----- AVAILABLE RECORDS

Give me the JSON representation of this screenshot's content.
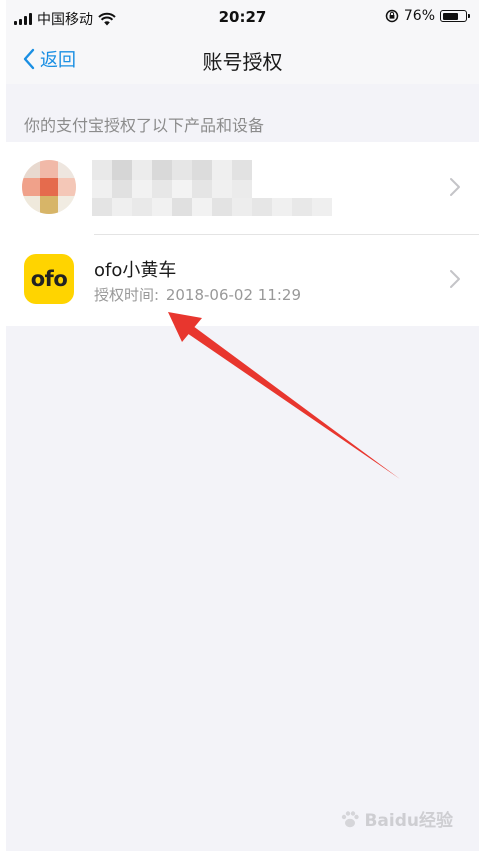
{
  "status_bar": {
    "carrier": "中国移动",
    "time": "20:27",
    "battery_percent": "76%",
    "battery_level": 0.76
  },
  "nav": {
    "back_label": "返回",
    "title": "账号授权"
  },
  "section_header": "你的支付宝授权了以下产品和设备",
  "authorizations": [
    {
      "name": "",
      "auth_label": "授权时间:",
      "auth_time": "",
      "icon": "blurred-avatar"
    },
    {
      "name": "ofo小黄车",
      "auth_label": "授权时间:",
      "auth_time": "2018-06-02 11:29",
      "icon": "ofo-logo",
      "icon_text": "ofo"
    }
  ],
  "colors": {
    "accent": "#1a8fe3",
    "ofo_yellow": "#ffd400",
    "annotation_arrow": "#e8362e"
  },
  "watermark": {
    "text": "Baidu经验"
  }
}
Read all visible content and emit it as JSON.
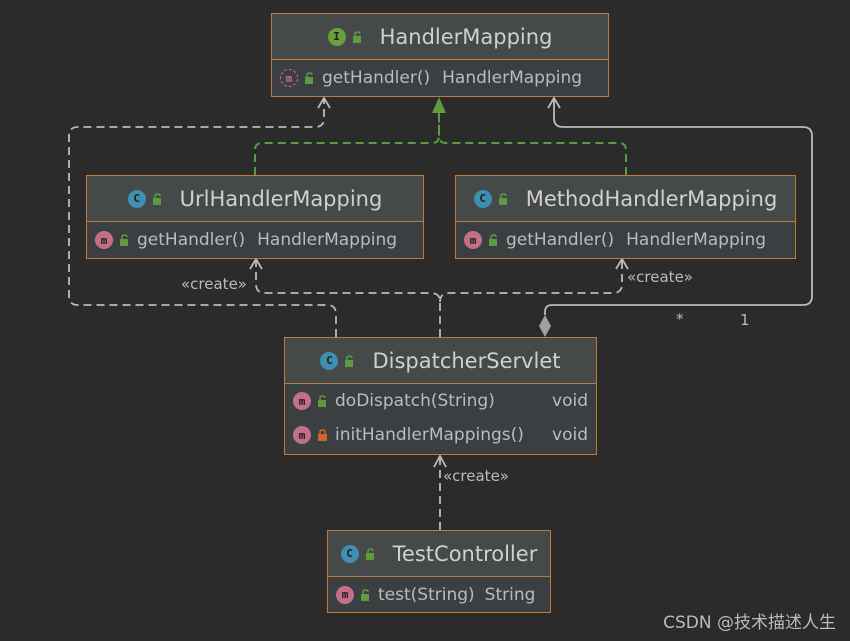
{
  "classes": [
    {
      "id": "handler-mapping",
      "kind": "I",
      "name": "HandlerMapping",
      "methods": [
        {
          "kind": "m-abstract",
          "visibility": "public",
          "name": "getHandler()",
          "ret": "HandlerMapping"
        }
      ]
    },
    {
      "id": "url-handler-mapping",
      "kind": "C",
      "name": "UrlHandlerMapping",
      "methods": [
        {
          "kind": "m",
          "visibility": "public",
          "name": "getHandler()",
          "ret": "HandlerMapping"
        }
      ]
    },
    {
      "id": "method-handler-mapping",
      "kind": "C",
      "name": "MethodHandlerMapping",
      "methods": [
        {
          "kind": "m",
          "visibility": "public",
          "name": "getHandler()",
          "ret": "HandlerMapping"
        }
      ]
    },
    {
      "id": "dispatcher-servlet",
      "kind": "C",
      "name": "DispatcherServlet",
      "methods": [
        {
          "kind": "m",
          "visibility": "public",
          "name": "doDispatch(String)",
          "ret": "void"
        },
        {
          "kind": "m",
          "visibility": "private",
          "name": "initHandlerMappings()",
          "ret": "void"
        }
      ]
    },
    {
      "id": "test-controller",
      "kind": "C",
      "name": "TestController",
      "methods": [
        {
          "kind": "m",
          "visibility": "public",
          "name": "test(String)",
          "ret": "String"
        }
      ]
    }
  ],
  "relations": {
    "create_label": "«create»",
    "multiplicity_many": "*",
    "multiplicity_one": "1"
  },
  "watermark": "CSDN @技术描述人生",
  "colors": {
    "background": "#2b2b2b",
    "box_border": "#c27a38",
    "box_fill": "#3c3f41",
    "dependency_line": "#bbbbbb",
    "realization_line": "#5f9a3f",
    "association_line": "#bbbbbb",
    "public_lock": "#5f9a3f",
    "private_lock": "#d0642a"
  }
}
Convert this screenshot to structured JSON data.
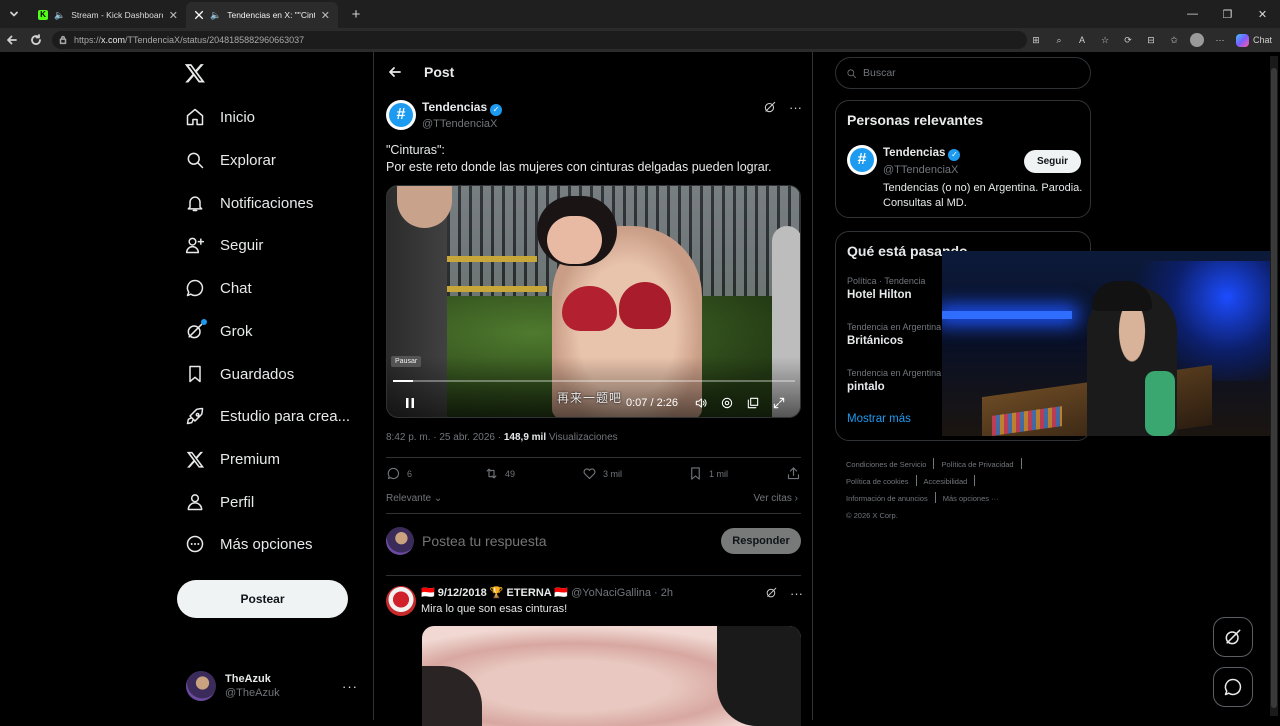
{
  "browser": {
    "tabs": [
      {
        "title": "Stream - Kick Dashboard",
        "active": false
      },
      {
        "title": "Tendencias en X: \"\"Cinturas\": F",
        "active": true
      }
    ],
    "url_prefix": "https://",
    "url_host": "x.com",
    "url_path": "/TTendenciaX/status/2048185882960663037",
    "chat_label": "Chat"
  },
  "nav": {
    "items": [
      {
        "label": "Inicio",
        "icon": "home-icon"
      },
      {
        "label": "Explorar",
        "icon": "search-icon"
      },
      {
        "label": "Notificaciones",
        "icon": "bell-icon"
      },
      {
        "label": "Seguir",
        "icon": "follow-icon"
      },
      {
        "label": "Chat",
        "icon": "chat-icon"
      },
      {
        "label": "Grok",
        "icon": "grok-icon"
      },
      {
        "label": "Guardados",
        "icon": "bookmark-icon"
      },
      {
        "label": "Estudio para crea...",
        "icon": "rocket-icon"
      },
      {
        "label": "Premium",
        "icon": "x-logo-icon"
      },
      {
        "label": "Perfil",
        "icon": "person-icon"
      },
      {
        "label": "Más opciones",
        "icon": "more-circle-icon"
      }
    ],
    "post_button": "Postear",
    "account": {
      "name": "TheAzuk",
      "handle": "@TheAzuk"
    }
  },
  "post": {
    "header_title": "Post",
    "author_name": "Tendencias",
    "author_handle": "@TTendenciaX",
    "text_line1": "\"Cinturas\":",
    "text_line2": "Por este reto donde las mujeres con cinturas delgadas pueden lograr.",
    "video": {
      "tooltip": "Pausar",
      "time": "0:07 / 2:26",
      "progress": 0.05,
      "subtitle": "再来一题吧"
    },
    "timestamp": "8:42 p. m. · 25 abr. 2026 · ",
    "views_count": "148,9 mil",
    "views_label": "Visualizaciones",
    "stats": {
      "replies": "6",
      "reposts": "49",
      "likes": "3 mil",
      "bookmarks": "1 mil"
    },
    "sort_label": "Relevante",
    "quotes_label": "Ver citas"
  },
  "reply_box": {
    "placeholder": "Postea tu respuesta",
    "button": "Responder"
  },
  "reply": {
    "name": "🇮🇩 9/12/2018 🏆 ETERNA 🇮🇩",
    "handle": "@YoNaciGallina · 2h",
    "text": "Mira lo que son esas cinturas!"
  },
  "sidebar": {
    "search_placeholder": "Buscar",
    "relevant_title": "Personas relevantes",
    "person": {
      "name": "Tendencias",
      "handle": "@TTendenciaX",
      "bio": "Tendencias (o no) en Argentina. Parodia. Consultas al MD.",
      "follow": "Seguir"
    },
    "trending_title": "Qué está pasando",
    "trends": [
      {
        "context": "Política · Tendencia",
        "name": "Hotel Hilton"
      },
      {
        "context": "Tendencia en Argentina",
        "name": "Británicos"
      },
      {
        "context": "Tendencia en Argentina",
        "name": "pintalo"
      }
    ],
    "show_more": "Mostrar más",
    "footer": {
      "links": [
        "Condiciones de Servicio",
        "Política de Privacidad",
        "Política de cookies",
        "Accesibilidad",
        "Información de anuncios",
        "Más opciones ···"
      ],
      "copyright": "© 2026 X Corp."
    }
  },
  "colors": {
    "accent": "#1d9bf0",
    "background": "#000000",
    "border": "#2f3336",
    "muted": "#71767b"
  }
}
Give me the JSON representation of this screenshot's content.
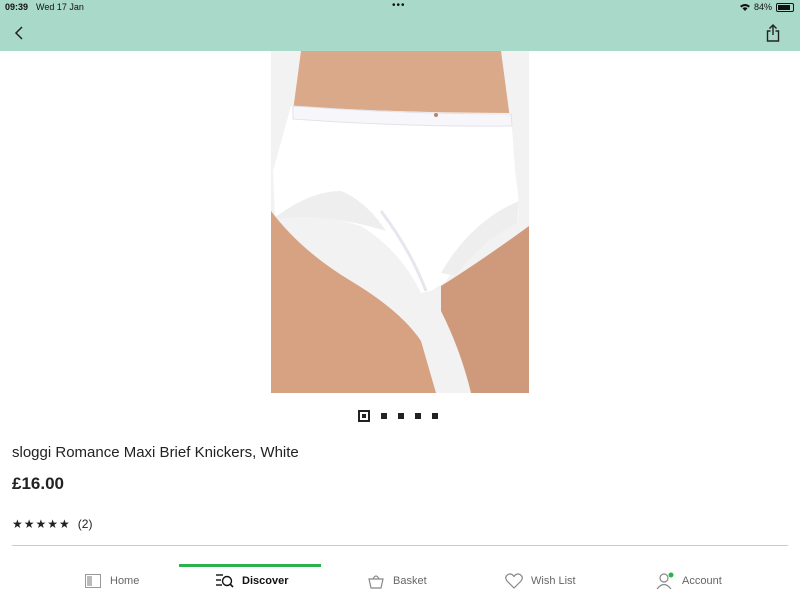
{
  "status_bar": {
    "time": "09:39",
    "date": "Wed 17 Jan",
    "battery": "84%",
    "battery_level": 0.84
  },
  "nav": {
    "back_icon": "chevron-left-icon",
    "share_icon": "share-icon"
  },
  "product": {
    "title": "sloggi Romance Maxi Brief Knickers, White",
    "price": "£16.00",
    "rating_stars": "★★★★★",
    "rating_value": 5,
    "rating_count": "(2)",
    "image_count": 5,
    "current_image": 1
  },
  "tabbar": {
    "home": "Home",
    "discover": "Discover",
    "basket": "Basket",
    "wishlist": "Wish List",
    "account": "Account",
    "active_tab": "Discover",
    "accent_color": "#2bb24c"
  },
  "colors": {
    "header_bg": "#a9d9c8",
    "accent": "#2bb24c"
  }
}
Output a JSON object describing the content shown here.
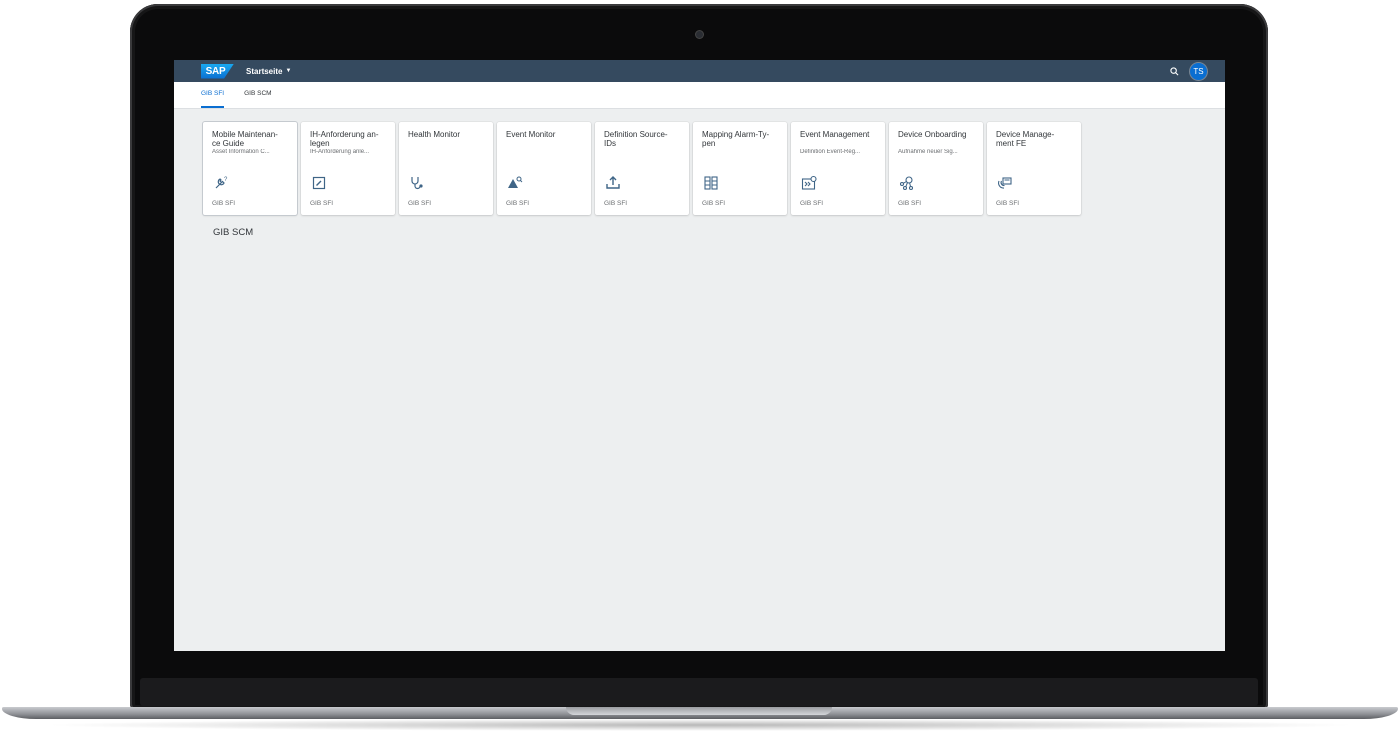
{
  "shell": {
    "logo_text": "SAP",
    "home_title": "Startseite",
    "avatar_initials": "TS",
    "colors": {
      "shellbar": "#354a5f",
      "accent": "#0a6ed1",
      "background": "#edeff0"
    }
  },
  "tabs": [
    {
      "label": "GIB SFI",
      "active": true
    },
    {
      "label": "GIB SCM",
      "active": false
    }
  ],
  "tiles": [
    {
      "title": "Mobile Maintenan-\nce Guide",
      "subtitle": "Asset Information C...",
      "icon": "wrench-question-icon",
      "footer": "GIB SFI"
    },
    {
      "title": "IH-Anforderung an-\nlegen",
      "subtitle": "IH-Anforderung anle...",
      "icon": "edit-square-icon",
      "footer": "GIB SFI"
    },
    {
      "title": "Health Monitor",
      "subtitle": "",
      "icon": "stethoscope-icon",
      "footer": "GIB SFI"
    },
    {
      "title": "Event Monitor",
      "subtitle": "",
      "icon": "warning-search-icon",
      "footer": "GIB SFI"
    },
    {
      "title": "Definition Source-\nIDs",
      "subtitle": "",
      "icon": "upload-icon",
      "footer": "GIB SFI"
    },
    {
      "title": "Mapping Alarm-Ty-\npen",
      "subtitle": "",
      "icon": "mapping-table-icon",
      "footer": "GIB SFI"
    },
    {
      "title": "Event Management",
      "subtitle": "Definition Event-Reg...",
      "icon": "process-settings-icon",
      "footer": "GIB SFI"
    },
    {
      "title": "Device Onboarding",
      "subtitle": "Aufnahme neuer Sig...",
      "icon": "network-globe-icon",
      "footer": "GIB SFI"
    },
    {
      "title": "Device Manage-\nment FE",
      "subtitle": "",
      "icon": "device-management-icon",
      "footer": "GIB SFI"
    }
  ],
  "groups": [
    {
      "title": "GIB SCM"
    }
  ]
}
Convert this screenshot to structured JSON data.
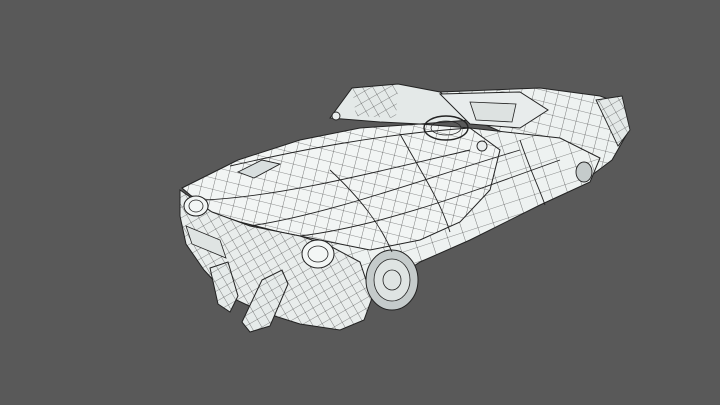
{
  "viewport": {
    "background": "#595959",
    "mode": "wireframe-on-shaded",
    "subject": "convertible-car-model"
  },
  "colors": {
    "surface": "#f1f5f4",
    "surface_shade": "#dfe4e3",
    "surface_dark": "#c9cfcf",
    "wire": "#2a2a2a",
    "tire": "#bfc5c5",
    "interior": "#e8ecec"
  }
}
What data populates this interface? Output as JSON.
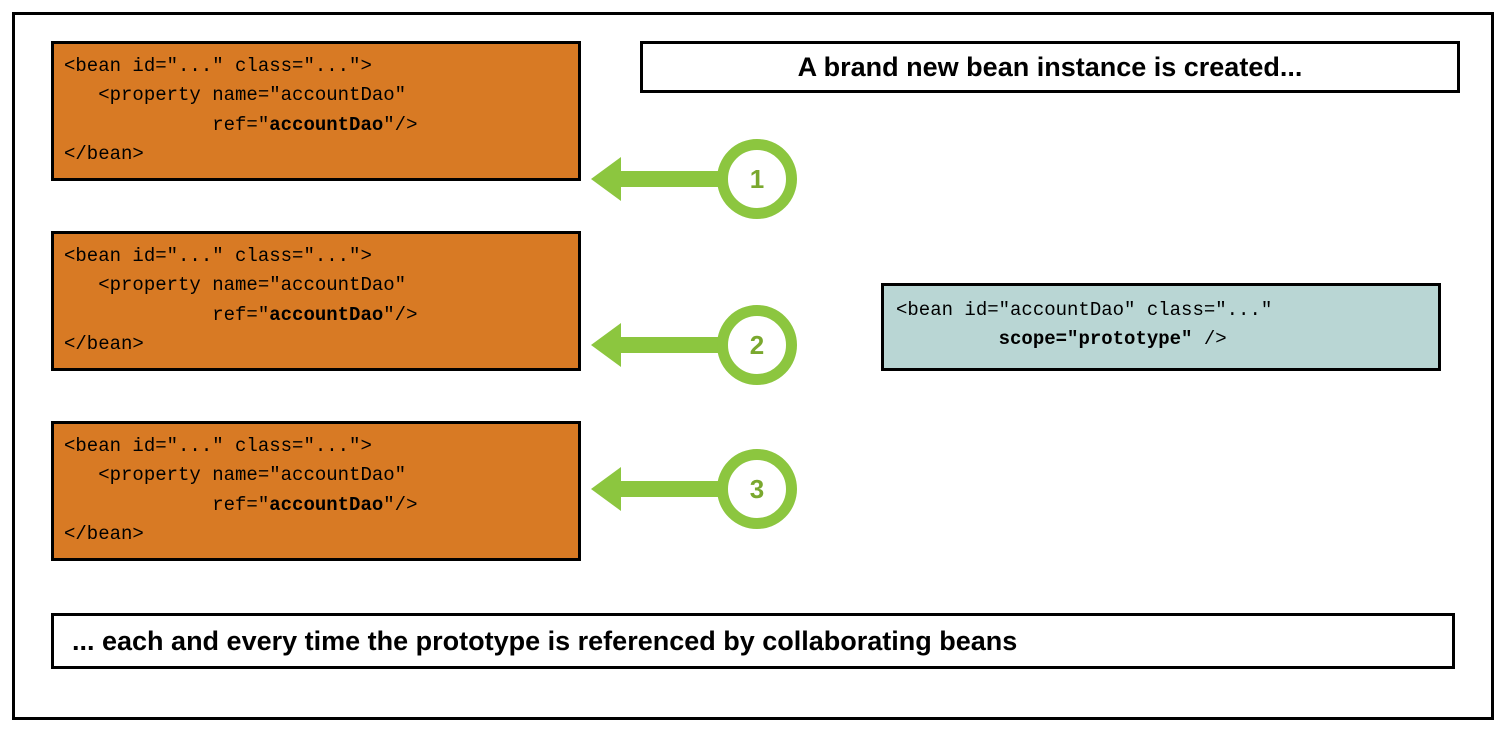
{
  "title_top": "A brand new bean instance is created...",
  "title_bottom": "... each and every time the prototype is referenced by collaborating beans",
  "bean_block": {
    "line1": "<bean id=\"...\" class=\"...\">",
    "line2_pre": "   <property name=\"accountDao\"",
    "line3_pre": "             ref=\"",
    "line3_bold": "accountDao",
    "line3_post": "\"/>",
    "line4": "</bean>"
  },
  "proto_block": {
    "line1": "<bean id=\"accountDao\" class=\"...\"",
    "line2_pre": "         ",
    "line2_bold": "scope=\"prototype\"",
    "line2_post": " />"
  },
  "circles": {
    "c1": "1",
    "c2": "2",
    "c3": "3"
  }
}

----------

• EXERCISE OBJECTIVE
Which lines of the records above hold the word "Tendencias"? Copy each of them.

• EXERCISE OUTPUT
        "title": "Tendencias en X: \"\"Cinturas\": F",
    "author_name": "Tendencias",
      "name": "Tendencias",
      "bio": "Tendencias (o no) en Argentina. Parodia. Consultas al MD.",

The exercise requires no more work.